Dear Room 620,
I can remember sitting in Mr. Baltz’s photography class when professional photographers would visit and I can’t recall asking any questions. I thought that photographers or artists were rare people and that kids from working class families had to make more stable and sensible career choices. I knew I loved looking at Mary Ellen Mark’s photographs in the books that Mr. Baltz kept on the bookshelves because she photographed people and places in the world that I longed to meet. Nothing up to that point had ever made me feel more creative and curious about life than shooting a roll of film and working in the dark to make something from the negatives but I never thought that I could earn a living making photographs. It seemed out of reach for me.

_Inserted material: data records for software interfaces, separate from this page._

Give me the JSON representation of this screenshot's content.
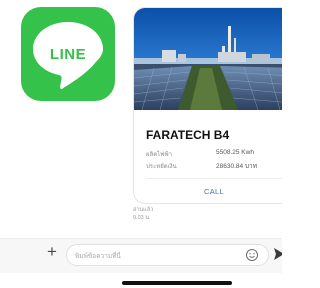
{
  "logo": {
    "text": "LINE",
    "color": "#35c24a"
  },
  "card": {
    "title": "FARATECH B4",
    "rows": [
      {
        "label": "ผลิตไฟฟ้า",
        "value": "5508.25 Kwh"
      },
      {
        "label": "ประหยัดเงิน",
        "value": "28630.84 บาท"
      }
    ],
    "action_label": "CALL"
  },
  "receipt": {
    "status": "อ่านแล้ว",
    "time": "9.03 น."
  },
  "input": {
    "placeholder": "พิมพ์ข้อความที่นี่",
    "plus_label": "+",
    "emoji_icon": "emoji-icon",
    "send_icon": "send-icon"
  },
  "colors": {
    "link": "#4a6fb0",
    "line_green": "#35c24a"
  }
}
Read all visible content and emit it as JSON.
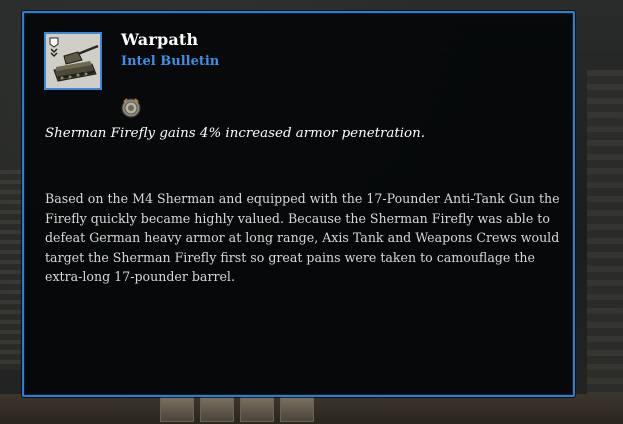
{
  "tooltip": {
    "title": "Warpath",
    "subtitle": "Intel Bulletin",
    "effect": "Sherman Firefly gains 4% increased armor penetration.",
    "description": "Based on the M4 Sherman and equipped with the 17-Pounder Anti-Tank Gun the Firefly quickly became highly valued. Because the Sherman Firefly was able to defeat German heavy armor at long range, Axis Tank and Weapons Crews would target the Sherman Firefly first so great pains were taken to camouflage the extra-long 17-pounder barrel.",
    "icon": "sherman-tank-icon",
    "rank_icon": "bronze-medal-icon"
  },
  "colors": {
    "border": "#2d7fd4",
    "subtitle": "#3f8fe6",
    "panel_bg": "#040608"
  }
}
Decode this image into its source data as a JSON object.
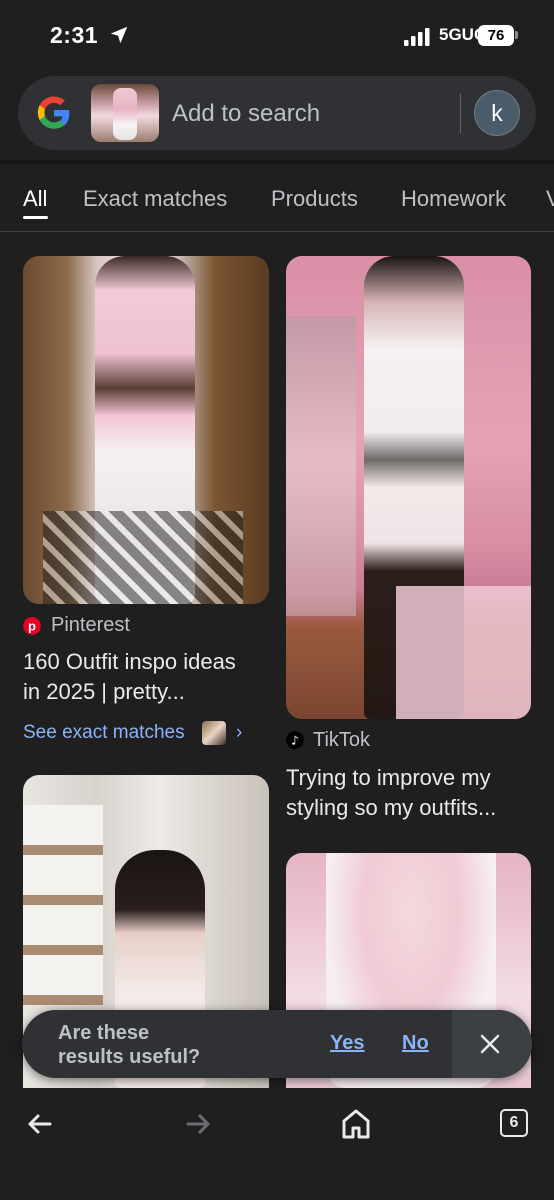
{
  "status_bar": {
    "time": "2:31",
    "network": "5GUC",
    "battery": "76"
  },
  "search": {
    "placeholder": "Add to search",
    "avatar_letter": "k"
  },
  "tabs": [
    {
      "label": "All",
      "active": true
    },
    {
      "label": "Exact matches"
    },
    {
      "label": "Products"
    },
    {
      "label": "Homework"
    },
    {
      "label": "V"
    }
  ],
  "results": [
    {
      "source": "Pinterest",
      "source_icon": "pinterest-icon",
      "title_line1": "160 Outfit inspo ideas",
      "title_line2": "in 2025 | pretty...",
      "exact_link": "See exact matches",
      "exact_chevron": "›"
    },
    {
      "source": "TikTok",
      "source_icon": "tiktok-icon",
      "title_line1": "Trying to improve my",
      "title_line2": "styling so my outfits..."
    }
  ],
  "feedback": {
    "question_line1": "Are these",
    "question_line2": "results useful?",
    "yes": "Yes",
    "no": "No"
  },
  "bottom_nav": {
    "tab_count": "6"
  },
  "colors": {
    "background": "#1f1f1f",
    "surface": "#303134",
    "link": "#8ab4f8",
    "text": "#e8eaed",
    "muted": "#bdc1c6"
  }
}
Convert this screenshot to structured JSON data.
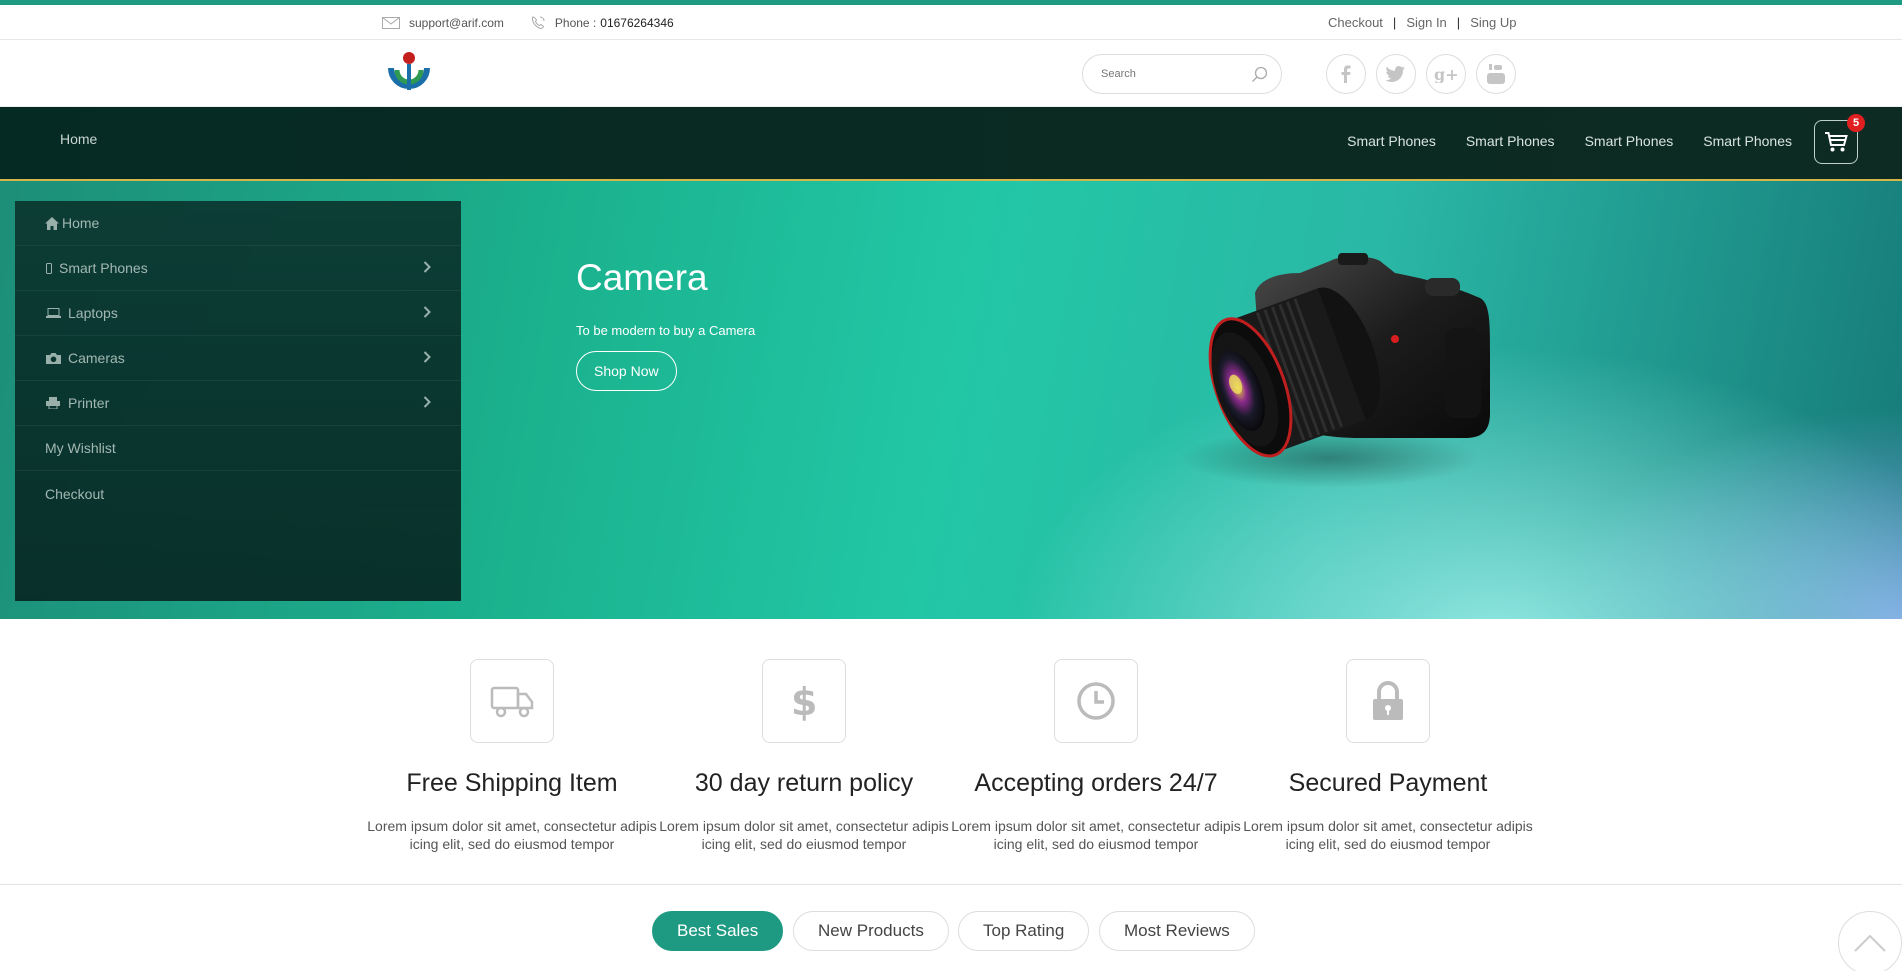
{
  "topbar": {
    "email": "support@arif.com",
    "phone_label": "Phone :",
    "phone_number": "01676264346",
    "links": {
      "checkout": "Checkout",
      "sign_in": "Sign In",
      "sign_up": "Sing Up",
      "separator": "|"
    }
  },
  "header": {
    "search_placeholder": "Search",
    "social": [
      "facebook-icon",
      "twitter-icon",
      "google-plus-icon",
      "youtube-icon"
    ]
  },
  "nav": {
    "home": "Home",
    "links": [
      "Smart Phones",
      "Smart Phones",
      "Smart Phones",
      "Smart Phones"
    ],
    "cart_count": "5"
  },
  "sidebar": {
    "items": [
      {
        "label": "Home",
        "icon": "home-icon"
      },
      {
        "label": "Smart Phones",
        "icon": "mobile-icon"
      },
      {
        "label": "Laptops",
        "icon": "laptop-icon"
      },
      {
        "label": "Cameras",
        "icon": "camera-icon"
      },
      {
        "label": "Printer",
        "icon": "printer-icon"
      },
      {
        "label": "My Wishlist"
      },
      {
        "label": "Checkout"
      }
    ]
  },
  "hero": {
    "title": "Camera",
    "subtitle": "To be modern to buy a Camera",
    "button": "Shop Now"
  },
  "features": [
    {
      "title": "Free Shipping Item",
      "text_line1": "Lorem ipsum dolor sit amet, consectetur adipis",
      "text_line2": "icing elit, sed do eiusmod tempor",
      "icon": "truck-icon"
    },
    {
      "title": "30 day return policy",
      "text_line1": "Lorem ipsum dolor sit amet, consectetur adipis",
      "text_line2": "icing elit, sed do eiusmod tempor",
      "icon": "dollar-icon"
    },
    {
      "title": "Accepting orders 24/7",
      "text_line1": "Lorem ipsum dolor sit amet, consectetur adipis",
      "text_line2": "icing elit, sed do eiusmod tempor",
      "icon": "clock-icon"
    },
    {
      "title": "Secured Payment",
      "text_line1": "Lorem ipsum dolor sit amet, consectetur adipis",
      "text_line2": "icing elit, sed do eiusmod tempor",
      "icon": "lock-icon"
    }
  ],
  "tabs": [
    "Best Sales",
    "New Products",
    "Top Rating",
    "Most Reviews"
  ],
  "colors": {
    "accent": "#1f9a82",
    "nav_bg": "#062a23",
    "badge": "#e02020"
  }
}
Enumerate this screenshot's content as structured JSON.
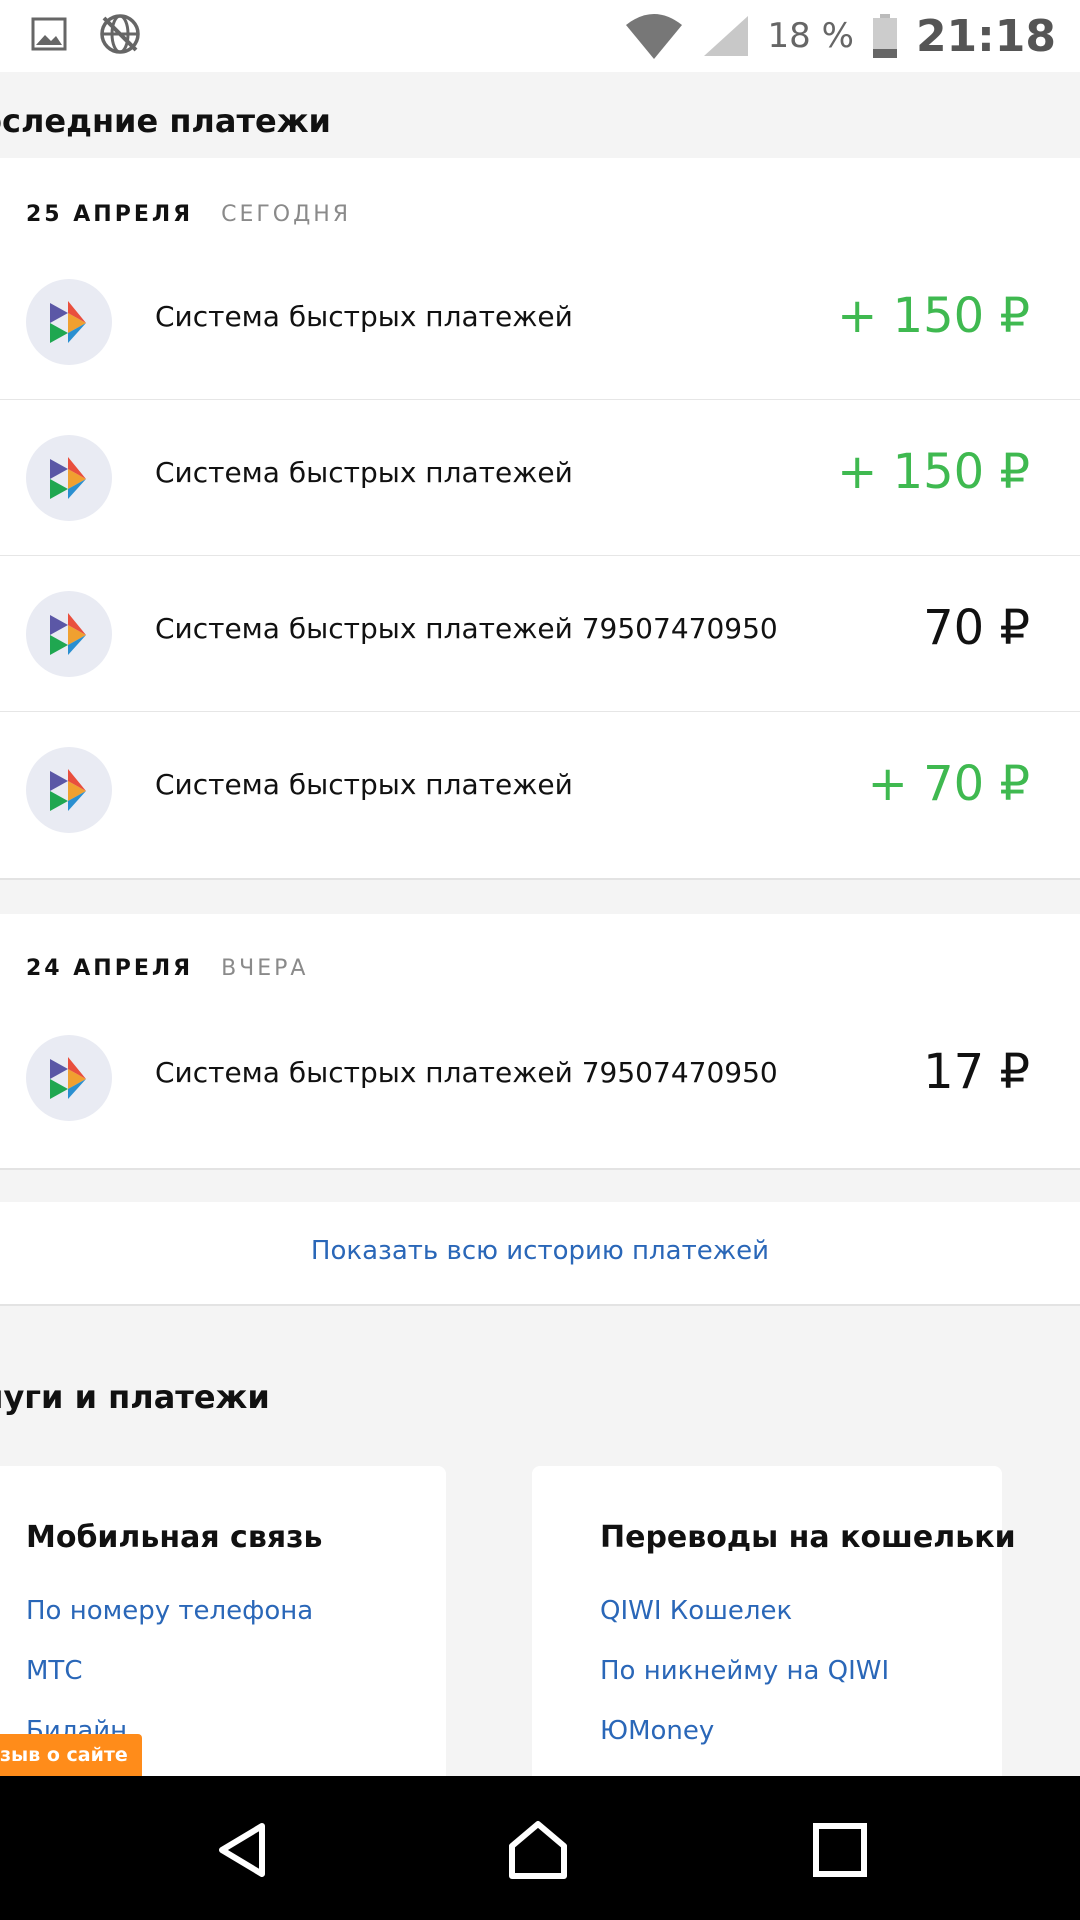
{
  "status_bar": {
    "battery_percent": "18 %",
    "time": "21:18",
    "icons": [
      "image-icon",
      "no-network-icon",
      "wifi-icon",
      "signal-icon",
      "battery-icon"
    ]
  },
  "recent_payments": {
    "title": "оследние платежи",
    "groups": [
      {
        "date": "25 АПРЕЛЯ",
        "relative": "СЕГОДНЯ",
        "items": [
          {
            "title": "Система быстрых платежей",
            "amount": "+ 150 ₽",
            "incoming": true
          },
          {
            "title": "Система быстрых платежей",
            "amount": "+ 150 ₽",
            "incoming": true
          },
          {
            "title": "Система быстрых платежей 79507470950",
            "amount": "70 ₽",
            "incoming": false
          },
          {
            "title": "Система быстрых платежей",
            "amount": "+ 70 ₽",
            "incoming": true
          }
        ]
      },
      {
        "date": "24 АПРЕЛЯ",
        "relative": "ВЧЕРА",
        "items": [
          {
            "title": "Система быстрых платежей 79507470950",
            "amount": "17 ₽",
            "incoming": false
          }
        ]
      }
    ],
    "show_all_link": "Показать всю историю платежей"
  },
  "services": {
    "title": "луги и платежи",
    "cards": [
      {
        "title": "Мобильная связь",
        "links": [
          "По номеру телефона",
          "МТС",
          "Билайн"
        ]
      },
      {
        "title": "Переводы на кошельки",
        "links": [
          "QIWI Кошелек",
          "По никнейму на QIWI",
          "ЮMoney"
        ]
      }
    ]
  },
  "feedback_button": "зыв о сайте",
  "colors": {
    "income_green": "#3fb950",
    "link_blue": "#2a67b8",
    "accent_orange": "#ff8c1a"
  }
}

I was humbled and overwhelmed with your thoughtful questions during class and I was inspired by your emails. Instead of responding to each one individually I thought that I would answer some of your questions here for everyone. Many of you asked about college, and wanted to know where to go and what to study. I feel very ill-equipped to answer this question because I don’t know the “right answer” for you. I had my first panic attack in the JTHS office when my home economics teacher asked us to write a paper on what we wanted to be when we left high school. I felt an immense pressure to live up to all the possibilities and I started letting that question bully my self-esteem. I wrote my paper in that class about wanting to be a rockstar that lived in Russia and I started having nose bleeds when It was time to start applying to colleges. I went to JJC because financially it made more sense for me to pay a fraction of the costs for general education classes and to transfer to a university later. I chose Columbia College when I transferred because they didn’t have sports teams, school songs or fraternities/sororities and I could commute while still living at home and saving money. Also I knew I wanted to get my degree in photography and I thought it was important to have access to a darkroom and alternative processes because that was my first love. I thought buying things like lenses and equipment were more important than living in the dorm or going to parties so the sacrifice of not living on campus and lots of nights on the train were worth it to me.
I can tell you that I wanted to drop out of college a million times for a million different reasons but I loved my photography classes and I loved the perspective shift I got in classes like women and gender studies, comparative religion, philosophy and world governments. College is shamefully expensive and many of you said that you wanted to visit countries solely because you heard the education was free so an arguement I have for going to college instead of just the library is that a college education is an investment in you, in your world view and your ability to be empowered by knowledge and critical thinking. I think if that sounds like something you desire you are worth it and student loans are worth the risk.
Many of you asked about owning your own business and whether that was worth it or not. I am sure you have heard the quote “If you don’t build your dream someone will hire you to help build theirs.” I think now more than ever economic independence is power and I tell my sister "you vote with your dollar." I encourage all of you to imagine the kind of life that will make you the happiest, work hard and chase it. I never wanted to own a business, I wanted to make photographs and I had to learn and continue to learn everything else about being a business owner along the way. I am my own marketing & PR person, I am the receptionist, the bookkeeper, the photo-editor, the web designer, blogger (and unfortunately grammar and spelling editor), client contact and finally photographer. It’s overwhelming but I do it because I can keep making photographs. If this still hasn’t deterred you from wanting to start your own business know that most business don’t make a profit their first year and maybe by the second year they make a small profit, so start now, learn as much as you can and keep going. If you’re still curious about entrepreneurship local glass artist, Sue Regis did an interview about being an artist and owning a business last year for Rabbit Hearted Girls.
Finally, many of you asked for advice on how to become a professional photographer and to that my answer is simple. Make pictures. We talked in class about how the total number of photographs present on Facebook is 10,000 times greater than the total number of photographs that can be found in the US Library of Congress. Photographs in US Library of Congress are a documentation of US history since its very beginning. While that can be disheartening be encouraged that there is plenty of room in the industry for how you see the world. We are at an unprecedented age for image makers and storytellers because never in the history of the world has it been easier to take a photo; the equipment is often in our pocket, our photos can reach the entire world in seconds and technology has made image capture easy. However never before has it been harder to be a photographer because the world is saturated with images and is desperately in need of intention and originality. Keep making photographs if you really love it and ask yourself what you love to see. Passionately pursue that love like an obsession and keep trying to make photographs that say something new. Add to the conversation what you want to say. You become a photographer in the process.
Thank you for your time, attention and presence. It was an honor to make photos with you all for two days and answer your questions.
'Till hell freezes over,
My mom inspires me because she's so strong and tells me every day she wants the best for me.
My heart breaks for a lot of things even for the oddest reasons.
What is the one thing in the world you are most afraid of?
Not living everyday like it’s the last
If I had the chance to spend a million dollars I would invest it in people who don’t have much or for people who can’t afford an education
What is a song lyric, poem or quote that describes your world view best?
“we're just hanging around and burning it down”
What is one thing you hope the world knows about you?
I wasn’t extraordinary but I'm exceptional
- Matana Glunz